The group was taken to a hotel, which would be its home for the next week.  According to my dad, the hotel was “nothing fancy”…he grew up in rural Ohio without indoor plumbing…I would imagine it was fairly rudimentary if that’s how he described it!  He said that the electrical wiring was just attached to the walls of the hotel rooms (there were flush toilets, however!).  The group was warned not to drink the water, or eat local fruits and vegetables.  They ate all their meals at the hotel, and were surprised at the end of their stay to find that a young man who looked about eighteen had been their “chef” for the week!  Sleeping was challenging…the locals would carry on vodou (the Haitian national religion) rituals late at night…my parents would often hear the chanting and the drums, something they’d never been exposed to in Ohio!
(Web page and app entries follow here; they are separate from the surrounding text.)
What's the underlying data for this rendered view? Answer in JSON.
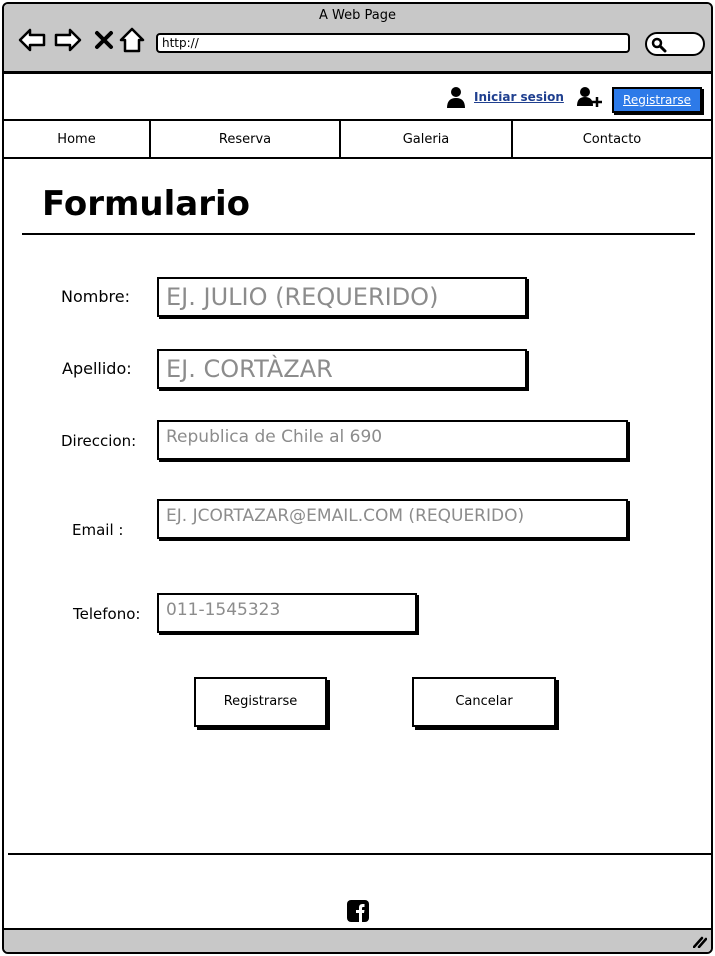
{
  "window": {
    "title": "A Web Page",
    "url": "http://"
  },
  "icons": {
    "back": "arrow-left-icon",
    "forward": "arrow-right-icon",
    "stop": "close-icon",
    "home": "home-icon",
    "search": "search-icon",
    "user": "user-icon",
    "add_user": "add-user-icon",
    "facebook": "facebook-icon",
    "resize": "resize-grip-icon"
  },
  "userbar": {
    "login_label": "Iniciar sesion",
    "register_label": "Registrarse"
  },
  "nav": {
    "tabs": [
      "Home",
      "Reserva",
      "Galeria",
      "Contacto"
    ]
  },
  "form": {
    "title": "Formulario",
    "fields": [
      {
        "label": "Nombre:",
        "placeholder": "EJ. JULIO (REQUERIDO)"
      },
      {
        "label": "Apellido:",
        "placeholder": "EJ. CORTÀZAR"
      },
      {
        "label": "Direccion:",
        "placeholder": "Republica de Chile al 690"
      },
      {
        "label": "Email :",
        "placeholder": "EJ. JCORTAZAR@EMAIL.COM (REQUERIDO)"
      },
      {
        "label": "Telefono:",
        "placeholder": "011-1545323"
      }
    ],
    "submit_label": "Registrarse",
    "cancel_label": "Cancelar"
  },
  "colors": {
    "chrome": "#c8c8c8",
    "accent_button": "#2d7ae8",
    "link": "#1f3f8f",
    "placeholder": "#8c8c8c"
  }
}
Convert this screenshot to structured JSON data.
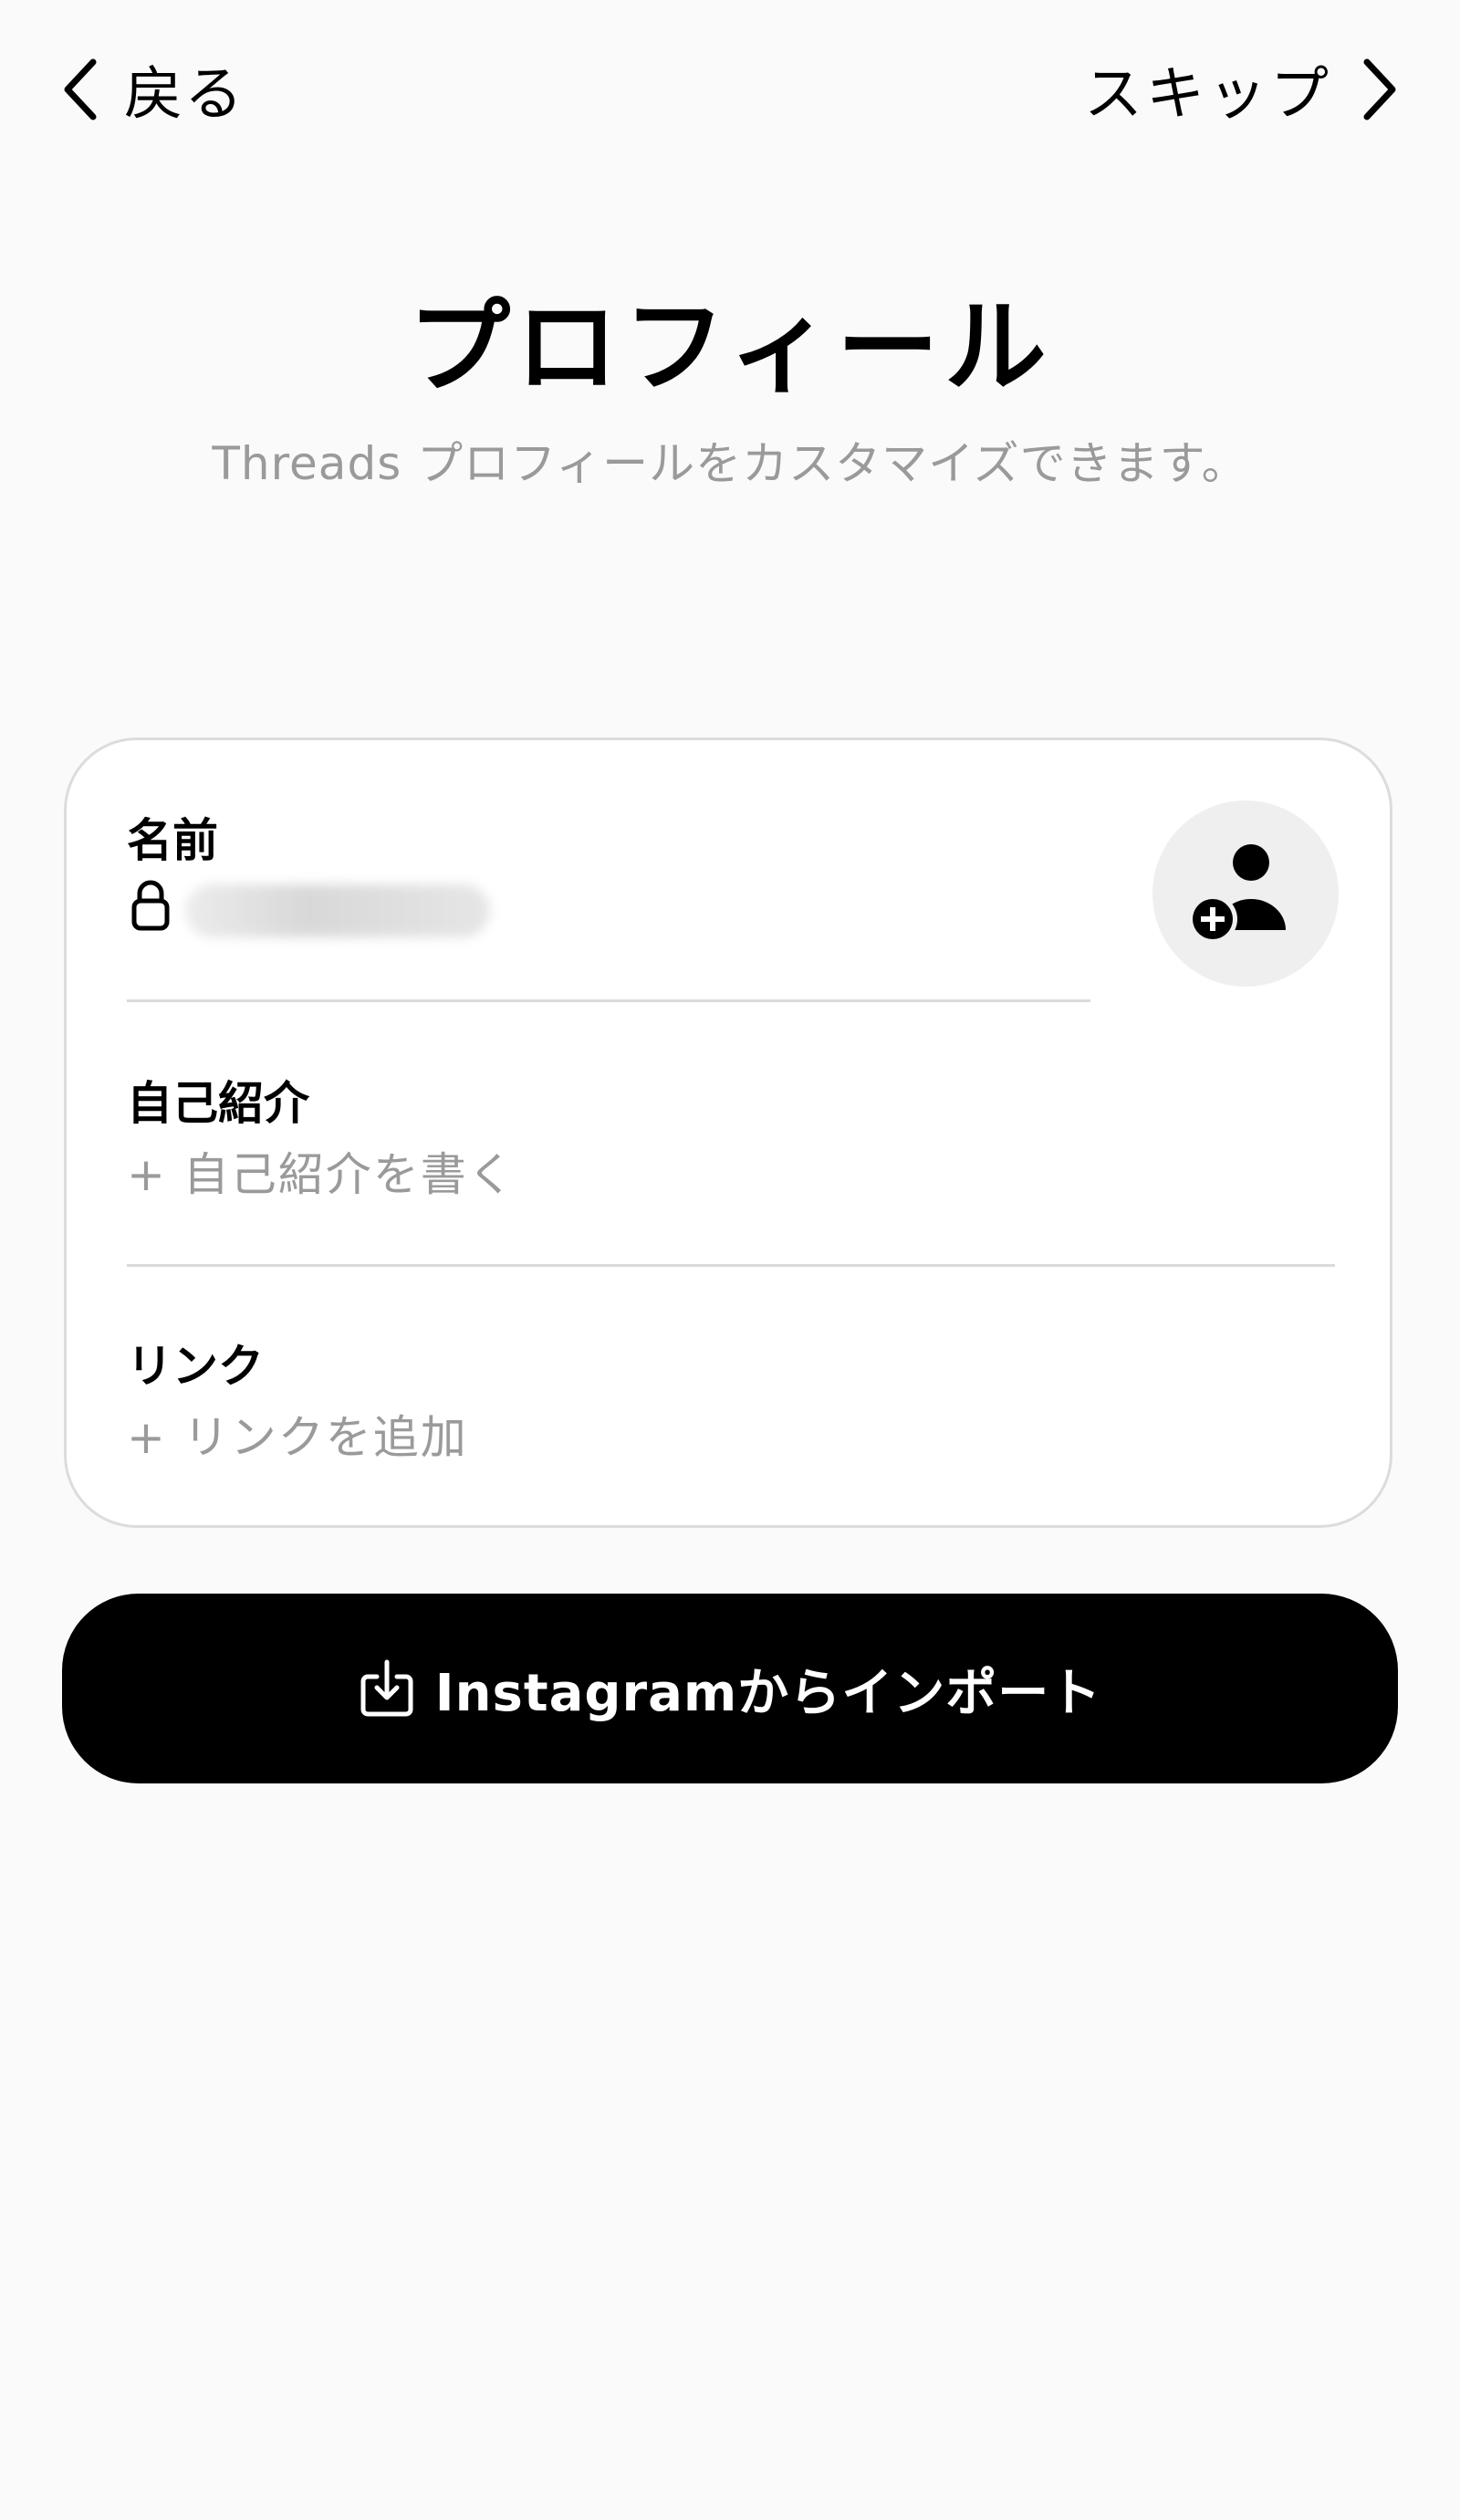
{
  "nav": {
    "back_label": "戻る",
    "skip_label": "スキップ"
  },
  "header": {
    "title": "プロフィール",
    "subtitle": "Threads プロフィールをカスタマイズできます。"
  },
  "profile_form": {
    "name": {
      "label": "名前"
    },
    "bio": {
      "label": "自己紹介",
      "placeholder": "+ 自己紹介を書く"
    },
    "link": {
      "label": "リンク",
      "placeholder": "+ リンクを追加"
    }
  },
  "import_button": {
    "label": "Instagramからインポート"
  },
  "colors": {
    "background": "#fafafa",
    "card": "#ffffff",
    "card_border": "#dcdcdc",
    "muted_text": "#9a9a9a",
    "button": "#000000",
    "button_text": "#ffffff",
    "avatar_bg": "#efefef"
  },
  "icons": {
    "back": "chevron-left-icon",
    "skip": "chevron-right-icon",
    "lock": "lock-icon",
    "avatar": "add-person-icon",
    "import": "import-download-icon"
  }
}
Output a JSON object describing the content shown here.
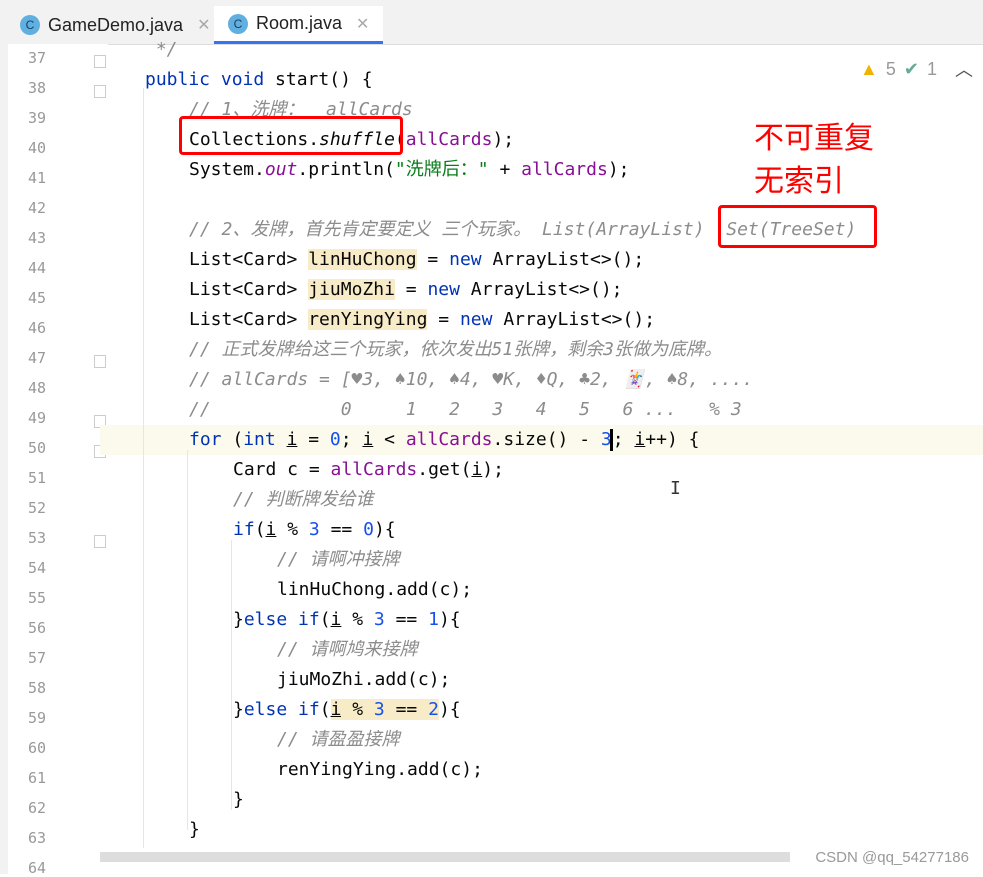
{
  "tabs": [
    {
      "label": "GameDemo.java",
      "icon": "java-class-run-icon",
      "active": false
    },
    {
      "label": "Room.java",
      "icon": "java-class-icon",
      "active": true
    }
  ],
  "inspections": {
    "warnings": "5",
    "typos": "1"
  },
  "annotations": {
    "note1": "不可重复",
    "note2": "无索引"
  },
  "watermark": "CSDN @qq_54277186",
  "colors": {
    "keyword": "#0033b3",
    "field": "#871094",
    "comment": "#8c8c8c",
    "number": "#1750eb",
    "string": "#067d17",
    "annotation": "#ff0000"
  },
  "lines": [
    {
      "n": "37",
      "ind": 1,
      "t": [
        [
          "c",
          " */"
        ]
      ]
    },
    {
      "n": "38",
      "ind": 1,
      "t": [
        [
          "k",
          "public void "
        ],
        [
          "",
          "start() {"
        ]
      ]
    },
    {
      "n": "39",
      "ind": 2,
      "t": [
        [
          "c",
          "// 1、洗牌：  allCards"
        ]
      ]
    },
    {
      "n": "40",
      "ind": 2,
      "t": [
        [
          "",
          "Collections."
        ],
        [
          "i",
          "shuffle"
        ],
        [
          "",
          "("
        ],
        [
          "f",
          "allCards"
        ],
        [
          "",
          ");"
        ]
      ]
    },
    {
      "n": "41",
      "ind": 2,
      "t": [
        [
          "",
          "System."
        ],
        [
          "o",
          "out"
        ],
        [
          "",
          ".println("
        ],
        [
          "s",
          "\"洗牌后：\""
        ],
        [
          "",
          " + "
        ],
        [
          "f",
          "allCards"
        ],
        [
          "",
          ");"
        ]
      ]
    },
    {
      "n": "42",
      "ind": 2,
      "t": []
    },
    {
      "n": "43",
      "ind": 2,
      "t": [
        [
          "c",
          "// 2、发牌，首先肯定要定义 三个玩家。 List(ArrayList)  Set(TreeSet)"
        ]
      ]
    },
    {
      "n": "44",
      "ind": 2,
      "t": [
        [
          "",
          "List<Card> "
        ],
        [
          "h",
          "linHuChong"
        ],
        [
          "",
          " = "
        ],
        [
          "k",
          "new "
        ],
        [
          "",
          "ArrayList<>();"
        ]
      ]
    },
    {
      "n": "45",
      "ind": 2,
      "t": [
        [
          "",
          "List<Card> "
        ],
        [
          "h",
          "jiuMoZhi"
        ],
        [
          "",
          " = "
        ],
        [
          "k",
          "new "
        ],
        [
          "",
          "ArrayList<>();"
        ]
      ]
    },
    {
      "n": "46",
      "ind": 2,
      "t": [
        [
          "",
          "List<Card> "
        ],
        [
          "h",
          "renYingYing"
        ],
        [
          "",
          " = "
        ],
        [
          "k",
          "new "
        ],
        [
          "",
          "ArrayList<>();"
        ]
      ]
    },
    {
      "n": "47",
      "ind": 2,
      "t": [
        [
          "c",
          "// 正式发牌给这三个玩家，依次发出51张牌，剩余3张做为底牌。"
        ]
      ]
    },
    {
      "n": "48",
      "ind": 2,
      "t": [
        [
          "c",
          "// allCards = [♥3, ♠10, ♠4, ♥K, ♦Q, ♣2, 🃏, ♠8, ...."
        ]
      ]
    },
    {
      "n": "49",
      "ind": 2,
      "t": [
        [
          "c",
          "//            0     1   2   3   4   5   6 ...   % 3"
        ]
      ]
    },
    {
      "n": "50",
      "ind": 2,
      "cur": true,
      "t": [
        [
          "k",
          "for "
        ],
        [
          "",
          "("
        ],
        [
          "k",
          "int "
        ],
        [
          "u",
          "i"
        ],
        [
          "",
          " = "
        ],
        [
          "n",
          "0"
        ],
        [
          "",
          "; "
        ],
        [
          "u",
          "i"
        ],
        [
          "",
          " < "
        ],
        [
          "f",
          "allCards"
        ],
        [
          "",
          ".size() - "
        ],
        [
          "n",
          "3"
        ],
        [
          "caret",
          ""
        ],
        [
          "",
          "; "
        ],
        [
          "u",
          "i"
        ],
        [
          "",
          "++) {"
        ]
      ]
    },
    {
      "n": "51",
      "ind": 3,
      "t": [
        [
          "",
          "Card c = "
        ],
        [
          "f",
          "allCards"
        ],
        [
          "",
          ".get("
        ],
        [
          "u",
          "i"
        ],
        [
          "",
          ");"
        ]
      ]
    },
    {
      "n": "52",
      "ind": 3,
      "t": [
        [
          "c",
          "// 判断牌发给谁"
        ]
      ]
    },
    {
      "n": "53",
      "ind": 3,
      "t": [
        [
          "k",
          "if"
        ],
        [
          "",
          "("
        ],
        [
          "u",
          "i"
        ],
        [
          "",
          " % "
        ],
        [
          "n",
          "3"
        ],
        [
          "",
          " == "
        ],
        [
          "n",
          "0"
        ],
        [
          "",
          "){"
        ]
      ]
    },
    {
      "n": "54",
      "ind": 4,
      "t": [
        [
          "c",
          "// 请啊冲接牌"
        ]
      ]
    },
    {
      "n": "55",
      "ind": 4,
      "t": [
        [
          "",
          "linHuChong.add(c);"
        ]
      ]
    },
    {
      "n": "56",
      "ind": 3,
      "t": [
        [
          "",
          "}"
        ],
        [
          "k",
          "else if"
        ],
        [
          "",
          "("
        ],
        [
          "u",
          "i"
        ],
        [
          "",
          " % "
        ],
        [
          "n",
          "3"
        ],
        [
          "",
          " == "
        ],
        [
          "n",
          "1"
        ],
        [
          "",
          "){"
        ]
      ]
    },
    {
      "n": "57",
      "ind": 4,
      "t": [
        [
          "c",
          "// 请啊鸠来接牌"
        ]
      ]
    },
    {
      "n": "58",
      "ind": 4,
      "t": [
        [
          "",
          "jiuMoZhi.add(c);"
        ]
      ]
    },
    {
      "n": "59",
      "ind": 3,
      "t": [
        [
          "",
          "}"
        ],
        [
          "k",
          "else if"
        ],
        [
          "",
          "("
        ],
        [
          "u h",
          "i"
        ],
        [
          "h",
          " % "
        ],
        [
          "n h",
          "3"
        ],
        [
          "h",
          " == "
        ],
        [
          "n h",
          "2"
        ],
        [
          "",
          "){"
        ]
      ]
    },
    {
      "n": "60",
      "ind": 4,
      "t": [
        [
          "c",
          "// 请盈盈接牌"
        ]
      ]
    },
    {
      "n": "61",
      "ind": 4,
      "t": [
        [
          "",
          "renYingYing.add(c);"
        ]
      ]
    },
    {
      "n": "62",
      "ind": 3,
      "t": [
        [
          "",
          "}"
        ]
      ]
    },
    {
      "n": "63",
      "ind": 2,
      "t": [
        [
          "",
          "}"
        ]
      ]
    },
    {
      "n": "64",
      "ind": 2,
      "t": []
    }
  ]
}
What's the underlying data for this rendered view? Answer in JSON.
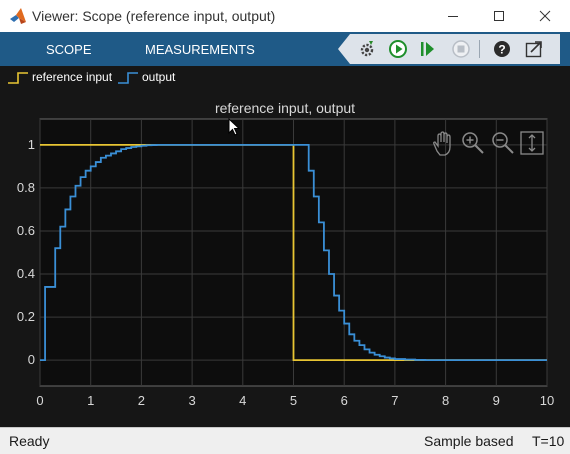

Dad and Mom travelled with the others when leaving the hotel…it was the only safe way.  There were kids begging everywhere, and young people with pencils or chalk and paper who offered to draw a picture for money.  “You could get anything for a dollar,” says Dad.  There were open air markets where my parents purchased a large drum, two smaller ones, a small wooden statue, a large wooden mask, and wooden figurines of a Haitian man and woman to put on the wall (I still have those today).  These items were all handmade.  Most Haitians they encountered were very dark-skinned and very poor…they lived in “whatever they could scrabble together”.  The average income at the time was less than $200 annually.  The mulattoes (mixed black and white) are the privileged class in Haiti, and live in neighbourhoods with houses similar to what you would see in Miami.

One of the group’s excursions was touring the new Grace Children’s Hospital in Port-au-Prince, which had been opened by International Child Care that year to treat children with tuberculosis.  My mom was shocked to see three babies sharing a bed.  My dad says the smell in the facility was unbelievable.  There were also a couple of scary trips to the rural areas around the city on a rickety bus.  Dad recounts that they visited a house where one woman cared for about 70 orphans.  “She had a couple of women there to help her.”  The group attended a church service conducted in a three-walled structure: “There was no fourth wall…it was so warm there, they didn’t need one,” says Dad.

While they were in Haiti, my parents took more than a hundred slides, and made tape recordings of some of the things they’d heard.  The experience was life-changing for both of them.  When they came back home to Ohio, they presented their “Haiti Programme” to local people, who were moved by the photos of children with pot bellies and insects crawling on their faces, to donate money to Haitian relief efforts (many children did not live until their fifth birthday because of malnutrition).

Fast forward to 2011…it doesn’t seem that much has changed in Haiti since my parents travelled there more than 40 years ago.  The people there are probably worse off now…they are still dealing with corrupt politicians, natural disasters, haphazard infrastructure, high unemployment, low literacy, malnutrition, and now AIDS and cholera epidemics. 

I don’t have the answers…I hope this post will move my readers to think about what they can do to help alleviate some of the suffering in Haiti.

24 Comments

Filed under blogging, memories